chewed to stiff, gray-brown bristles. Boiler deep horizontal creases testified surprise to society’s impractical and unjust organization. And the cool arm movements, which sometimes could interrupt the little gentleman right repetitive gestures, were memories of their own thought-ridden walks in the woods, from lively debates among the machines in the magazine.
But now in his old age sixty-third year, Julius Hooks decided to abandon the barren theories, the implicit mustache chewing, the secret debates.

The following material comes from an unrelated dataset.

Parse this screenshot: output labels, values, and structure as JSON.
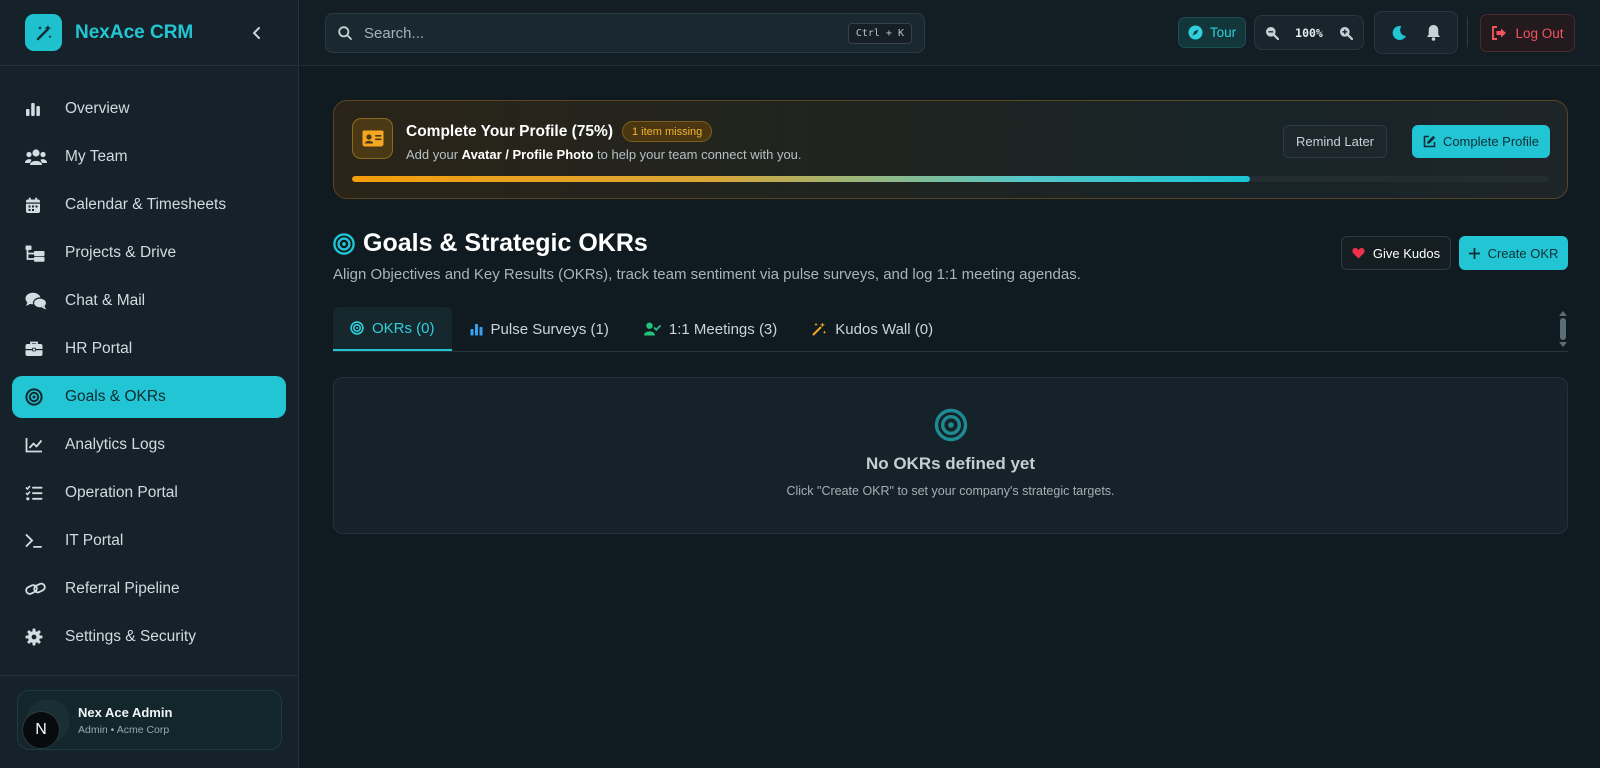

He would realize an idea, a very simple idea and very practical, free from learned theories. He would form a company among the workers. He and some friends, such as Roth and Haynes, would take out half the capital, however, so that the workers were the majority. This company would first buy slopes and build housing for the workers-shareholders. They would have a garden, potato, etc. But the company would also undertake farming on a larger scale. A trustee-Atticus Trimhaps-would grow jaws and